Holy Eucharist is our primary form of worship in the Episcopal Church. This service is known as communion, for in it we commune with God and also with each other as the Body of Christ. It is also known as Eucharist, which is the Greek word meaning “Thanksgiving.” In the Eucharist, we give thanks for what God has done for us in Jesus Christ. The Eucharist is a service that sets aside time as we know it. The Eucharist brings both the past and the future to present reality as we remember Jesus life, death and resurrection and await his coming again. The service is like a drama that we all enter. The first act of the drama is “The Liturgy of the Word.” This first half of the service is based on Jewish worship, which preceded Christianity. God’s mighty acts in history are recalled through scripture and applied to our lives in the sermon. The second act of the drama will be “The Liturgy of the Table.” The liturgy is not something that the clergy do and the congregation watches. This can be seen in the word “Liturgy” itself. Liturgy is a Greek word that comes from the root words for “people” and “work,” so the Liturgy is “the work of the people.” The liturgy is something that we all do together. The service begins with an opening hymn, the procession and the opening acclamation. The opening hymn is a time for all the voices of the congregation to join as one to prepare to begin the work of the people together, so that by the time of the opening words of the service, we may respond as one gathered community. Please note that all people may come forward to receive bread and wine in our communion service. You do not have to be an Episcopalian to take part fully.

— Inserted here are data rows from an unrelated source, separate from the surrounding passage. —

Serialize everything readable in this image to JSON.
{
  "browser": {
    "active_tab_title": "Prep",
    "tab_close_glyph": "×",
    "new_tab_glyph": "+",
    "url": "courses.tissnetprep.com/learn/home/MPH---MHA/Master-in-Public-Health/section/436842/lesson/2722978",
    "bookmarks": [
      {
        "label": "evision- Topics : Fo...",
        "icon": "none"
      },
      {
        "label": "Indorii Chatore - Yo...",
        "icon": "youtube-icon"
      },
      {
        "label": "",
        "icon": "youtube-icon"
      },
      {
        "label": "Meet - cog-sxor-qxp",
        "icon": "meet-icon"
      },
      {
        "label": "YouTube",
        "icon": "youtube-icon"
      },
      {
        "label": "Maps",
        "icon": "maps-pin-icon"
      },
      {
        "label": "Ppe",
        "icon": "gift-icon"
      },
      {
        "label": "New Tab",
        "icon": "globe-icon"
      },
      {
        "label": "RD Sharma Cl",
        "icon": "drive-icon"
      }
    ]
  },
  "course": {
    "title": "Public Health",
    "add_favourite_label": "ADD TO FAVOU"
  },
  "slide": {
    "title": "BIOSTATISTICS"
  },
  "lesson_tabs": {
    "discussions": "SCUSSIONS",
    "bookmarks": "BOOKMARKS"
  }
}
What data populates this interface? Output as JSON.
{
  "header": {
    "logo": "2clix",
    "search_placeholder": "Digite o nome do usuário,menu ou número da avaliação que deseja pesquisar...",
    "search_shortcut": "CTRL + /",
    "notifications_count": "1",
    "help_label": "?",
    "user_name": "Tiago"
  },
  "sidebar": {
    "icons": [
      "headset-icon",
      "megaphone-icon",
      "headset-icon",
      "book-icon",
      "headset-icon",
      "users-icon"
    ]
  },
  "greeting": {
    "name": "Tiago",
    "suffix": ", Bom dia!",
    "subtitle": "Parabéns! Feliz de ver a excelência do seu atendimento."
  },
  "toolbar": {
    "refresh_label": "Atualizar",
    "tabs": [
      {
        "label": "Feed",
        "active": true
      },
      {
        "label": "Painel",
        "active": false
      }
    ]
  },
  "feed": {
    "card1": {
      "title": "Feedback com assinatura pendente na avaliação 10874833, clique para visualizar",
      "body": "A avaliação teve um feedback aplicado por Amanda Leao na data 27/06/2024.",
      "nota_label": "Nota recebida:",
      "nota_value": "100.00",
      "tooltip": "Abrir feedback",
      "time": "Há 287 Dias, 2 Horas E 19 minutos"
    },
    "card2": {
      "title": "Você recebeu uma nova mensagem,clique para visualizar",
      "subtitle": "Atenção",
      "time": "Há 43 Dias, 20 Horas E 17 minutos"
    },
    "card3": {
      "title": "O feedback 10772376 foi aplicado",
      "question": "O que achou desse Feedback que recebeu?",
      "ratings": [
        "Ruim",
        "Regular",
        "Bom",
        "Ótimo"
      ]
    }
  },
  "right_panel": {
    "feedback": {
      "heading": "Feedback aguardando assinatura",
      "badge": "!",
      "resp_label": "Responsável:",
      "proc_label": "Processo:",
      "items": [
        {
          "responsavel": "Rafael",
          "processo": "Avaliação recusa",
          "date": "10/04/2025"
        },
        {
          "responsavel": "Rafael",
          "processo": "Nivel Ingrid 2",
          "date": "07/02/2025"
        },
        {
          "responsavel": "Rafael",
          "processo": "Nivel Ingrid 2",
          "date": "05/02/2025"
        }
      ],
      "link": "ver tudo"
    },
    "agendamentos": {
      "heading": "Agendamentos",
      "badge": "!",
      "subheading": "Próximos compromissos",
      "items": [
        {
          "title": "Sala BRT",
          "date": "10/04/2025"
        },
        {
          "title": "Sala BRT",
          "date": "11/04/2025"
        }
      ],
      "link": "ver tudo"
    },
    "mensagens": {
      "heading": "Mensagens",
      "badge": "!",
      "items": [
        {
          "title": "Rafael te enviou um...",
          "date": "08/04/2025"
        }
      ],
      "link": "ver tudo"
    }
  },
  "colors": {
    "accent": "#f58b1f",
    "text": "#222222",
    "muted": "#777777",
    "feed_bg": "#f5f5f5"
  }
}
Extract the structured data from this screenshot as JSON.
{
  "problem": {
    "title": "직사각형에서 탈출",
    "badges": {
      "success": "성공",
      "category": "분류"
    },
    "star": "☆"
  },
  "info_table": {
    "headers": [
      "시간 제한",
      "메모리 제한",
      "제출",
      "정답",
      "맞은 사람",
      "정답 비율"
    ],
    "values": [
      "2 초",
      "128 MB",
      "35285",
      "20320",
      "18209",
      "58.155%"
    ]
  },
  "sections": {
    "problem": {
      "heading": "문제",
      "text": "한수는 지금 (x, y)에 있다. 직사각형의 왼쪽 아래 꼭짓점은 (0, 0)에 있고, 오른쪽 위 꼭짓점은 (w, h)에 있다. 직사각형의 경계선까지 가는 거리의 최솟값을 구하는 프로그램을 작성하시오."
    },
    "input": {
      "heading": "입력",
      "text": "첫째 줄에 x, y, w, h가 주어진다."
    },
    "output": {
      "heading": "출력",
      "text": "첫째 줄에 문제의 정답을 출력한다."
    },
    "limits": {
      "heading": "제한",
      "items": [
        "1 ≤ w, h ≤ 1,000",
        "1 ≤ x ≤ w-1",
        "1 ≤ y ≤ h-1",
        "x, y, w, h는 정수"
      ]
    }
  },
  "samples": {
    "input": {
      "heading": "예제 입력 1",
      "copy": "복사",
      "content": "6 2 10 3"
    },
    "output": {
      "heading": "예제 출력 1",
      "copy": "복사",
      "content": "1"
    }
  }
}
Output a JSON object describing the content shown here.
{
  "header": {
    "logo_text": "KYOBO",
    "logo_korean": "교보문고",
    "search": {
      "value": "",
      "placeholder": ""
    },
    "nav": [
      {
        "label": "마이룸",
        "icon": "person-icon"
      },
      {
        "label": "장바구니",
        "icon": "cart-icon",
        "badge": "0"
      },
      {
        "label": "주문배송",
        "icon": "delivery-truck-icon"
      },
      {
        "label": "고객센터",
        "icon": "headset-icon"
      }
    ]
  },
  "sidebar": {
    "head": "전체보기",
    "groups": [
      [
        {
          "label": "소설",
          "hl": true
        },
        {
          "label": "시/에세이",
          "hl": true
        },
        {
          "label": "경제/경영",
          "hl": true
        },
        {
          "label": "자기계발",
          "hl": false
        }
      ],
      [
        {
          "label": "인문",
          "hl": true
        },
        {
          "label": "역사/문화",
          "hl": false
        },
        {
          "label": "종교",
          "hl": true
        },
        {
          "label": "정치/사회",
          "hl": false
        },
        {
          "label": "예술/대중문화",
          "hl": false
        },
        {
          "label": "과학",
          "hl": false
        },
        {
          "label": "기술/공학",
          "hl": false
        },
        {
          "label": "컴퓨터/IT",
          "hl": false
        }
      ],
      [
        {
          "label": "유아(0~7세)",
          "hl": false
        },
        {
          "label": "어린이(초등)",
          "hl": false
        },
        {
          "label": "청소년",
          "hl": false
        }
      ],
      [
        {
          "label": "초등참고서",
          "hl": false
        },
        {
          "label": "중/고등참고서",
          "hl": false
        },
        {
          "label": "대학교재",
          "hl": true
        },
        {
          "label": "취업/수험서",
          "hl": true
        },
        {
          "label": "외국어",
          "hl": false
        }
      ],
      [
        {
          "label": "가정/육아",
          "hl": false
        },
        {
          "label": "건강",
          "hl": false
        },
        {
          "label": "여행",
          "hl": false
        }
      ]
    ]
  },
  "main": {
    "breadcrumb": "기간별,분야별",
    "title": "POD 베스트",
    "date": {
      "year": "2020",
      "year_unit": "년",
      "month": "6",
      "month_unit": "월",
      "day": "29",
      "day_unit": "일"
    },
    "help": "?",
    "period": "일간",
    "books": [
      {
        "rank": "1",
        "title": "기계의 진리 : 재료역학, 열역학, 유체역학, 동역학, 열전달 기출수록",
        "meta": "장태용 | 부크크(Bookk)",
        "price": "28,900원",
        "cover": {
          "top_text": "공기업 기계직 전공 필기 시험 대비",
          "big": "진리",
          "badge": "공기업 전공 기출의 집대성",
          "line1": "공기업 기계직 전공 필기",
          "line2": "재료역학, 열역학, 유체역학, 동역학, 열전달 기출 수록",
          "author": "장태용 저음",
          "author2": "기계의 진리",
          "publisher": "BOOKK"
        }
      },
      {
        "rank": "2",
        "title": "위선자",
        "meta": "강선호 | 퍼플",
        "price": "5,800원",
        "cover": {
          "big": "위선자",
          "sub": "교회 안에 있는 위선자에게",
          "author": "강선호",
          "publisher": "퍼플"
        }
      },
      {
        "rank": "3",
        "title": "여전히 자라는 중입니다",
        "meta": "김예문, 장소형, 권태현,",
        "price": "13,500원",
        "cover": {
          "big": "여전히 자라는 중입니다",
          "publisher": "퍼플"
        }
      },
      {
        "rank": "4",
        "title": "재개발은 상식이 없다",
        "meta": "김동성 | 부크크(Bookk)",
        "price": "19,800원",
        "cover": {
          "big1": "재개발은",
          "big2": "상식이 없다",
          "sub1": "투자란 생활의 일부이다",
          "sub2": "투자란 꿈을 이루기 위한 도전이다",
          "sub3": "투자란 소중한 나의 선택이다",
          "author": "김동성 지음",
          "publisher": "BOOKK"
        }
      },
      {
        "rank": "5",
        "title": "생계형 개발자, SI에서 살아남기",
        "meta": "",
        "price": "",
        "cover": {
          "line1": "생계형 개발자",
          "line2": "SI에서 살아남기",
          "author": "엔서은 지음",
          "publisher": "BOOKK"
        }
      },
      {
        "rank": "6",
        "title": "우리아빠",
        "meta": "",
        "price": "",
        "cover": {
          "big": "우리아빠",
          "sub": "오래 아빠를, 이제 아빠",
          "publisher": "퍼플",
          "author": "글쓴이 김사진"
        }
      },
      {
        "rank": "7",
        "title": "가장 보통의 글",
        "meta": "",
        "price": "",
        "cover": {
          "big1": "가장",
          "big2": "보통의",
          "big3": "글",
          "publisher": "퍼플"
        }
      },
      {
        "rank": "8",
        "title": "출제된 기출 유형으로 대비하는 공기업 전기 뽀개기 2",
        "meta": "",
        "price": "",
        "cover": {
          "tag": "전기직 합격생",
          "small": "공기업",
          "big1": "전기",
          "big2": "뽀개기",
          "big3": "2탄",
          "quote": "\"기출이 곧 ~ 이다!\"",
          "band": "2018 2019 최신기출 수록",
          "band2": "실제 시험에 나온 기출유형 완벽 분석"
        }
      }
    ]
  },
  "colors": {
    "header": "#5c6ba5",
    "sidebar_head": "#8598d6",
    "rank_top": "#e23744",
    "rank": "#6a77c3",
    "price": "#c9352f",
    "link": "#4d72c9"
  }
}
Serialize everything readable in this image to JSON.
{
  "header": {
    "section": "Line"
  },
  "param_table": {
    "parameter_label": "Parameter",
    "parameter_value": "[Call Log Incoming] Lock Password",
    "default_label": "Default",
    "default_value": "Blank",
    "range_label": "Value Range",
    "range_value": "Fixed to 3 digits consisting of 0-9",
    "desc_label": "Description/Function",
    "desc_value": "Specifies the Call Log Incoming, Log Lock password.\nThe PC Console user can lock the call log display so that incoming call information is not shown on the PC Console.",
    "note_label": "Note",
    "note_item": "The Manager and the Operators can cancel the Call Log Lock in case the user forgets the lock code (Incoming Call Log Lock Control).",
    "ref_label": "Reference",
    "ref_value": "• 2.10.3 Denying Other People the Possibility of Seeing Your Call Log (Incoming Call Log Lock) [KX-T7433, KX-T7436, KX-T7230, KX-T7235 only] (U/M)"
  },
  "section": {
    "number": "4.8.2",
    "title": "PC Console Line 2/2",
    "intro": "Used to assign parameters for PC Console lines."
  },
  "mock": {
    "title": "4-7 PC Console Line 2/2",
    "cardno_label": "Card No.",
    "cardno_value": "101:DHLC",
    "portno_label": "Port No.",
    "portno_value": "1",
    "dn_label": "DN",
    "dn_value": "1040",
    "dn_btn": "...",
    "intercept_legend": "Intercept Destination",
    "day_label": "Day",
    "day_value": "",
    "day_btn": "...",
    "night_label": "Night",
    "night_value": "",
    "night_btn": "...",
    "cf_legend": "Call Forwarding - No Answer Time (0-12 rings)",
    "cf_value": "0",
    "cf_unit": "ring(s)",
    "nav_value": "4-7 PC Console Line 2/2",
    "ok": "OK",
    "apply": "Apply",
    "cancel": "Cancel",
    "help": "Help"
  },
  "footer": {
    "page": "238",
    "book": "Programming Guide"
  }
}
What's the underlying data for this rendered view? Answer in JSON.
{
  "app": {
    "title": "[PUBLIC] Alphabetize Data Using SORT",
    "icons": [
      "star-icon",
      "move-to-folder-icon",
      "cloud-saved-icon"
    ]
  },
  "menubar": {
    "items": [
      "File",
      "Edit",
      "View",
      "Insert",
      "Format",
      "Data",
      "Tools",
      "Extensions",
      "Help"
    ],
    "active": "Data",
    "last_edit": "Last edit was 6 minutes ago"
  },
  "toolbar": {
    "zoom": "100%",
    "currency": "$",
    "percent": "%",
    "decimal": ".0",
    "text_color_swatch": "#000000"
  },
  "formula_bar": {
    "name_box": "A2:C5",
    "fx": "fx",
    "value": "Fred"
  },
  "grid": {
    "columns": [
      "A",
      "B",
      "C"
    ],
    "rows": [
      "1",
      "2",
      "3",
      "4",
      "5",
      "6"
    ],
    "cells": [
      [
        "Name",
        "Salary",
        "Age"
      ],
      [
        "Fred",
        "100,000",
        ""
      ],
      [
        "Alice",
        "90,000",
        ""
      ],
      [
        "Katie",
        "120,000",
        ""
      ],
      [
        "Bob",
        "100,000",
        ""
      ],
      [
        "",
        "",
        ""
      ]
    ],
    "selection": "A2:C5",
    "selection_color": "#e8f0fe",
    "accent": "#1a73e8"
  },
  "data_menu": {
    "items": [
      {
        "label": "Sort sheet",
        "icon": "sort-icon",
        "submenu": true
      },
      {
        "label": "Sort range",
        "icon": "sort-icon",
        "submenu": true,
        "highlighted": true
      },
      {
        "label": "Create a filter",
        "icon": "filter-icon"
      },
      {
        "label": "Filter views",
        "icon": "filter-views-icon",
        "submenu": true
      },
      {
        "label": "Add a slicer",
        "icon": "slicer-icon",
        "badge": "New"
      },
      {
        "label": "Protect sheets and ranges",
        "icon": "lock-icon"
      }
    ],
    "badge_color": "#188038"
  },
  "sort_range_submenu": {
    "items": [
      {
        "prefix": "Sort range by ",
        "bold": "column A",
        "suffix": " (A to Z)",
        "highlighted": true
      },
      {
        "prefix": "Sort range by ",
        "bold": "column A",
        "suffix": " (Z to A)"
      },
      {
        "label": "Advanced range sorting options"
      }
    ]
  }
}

To get a feel for Holy Eucharist, here is an Annotated booklet that you can print off and bring with you when you worship with us on Sunday. Many thanks to the Rev. Frank Logue from King of Peace Episcopal Church in Kingsland, Georgia for creating this helpful tool.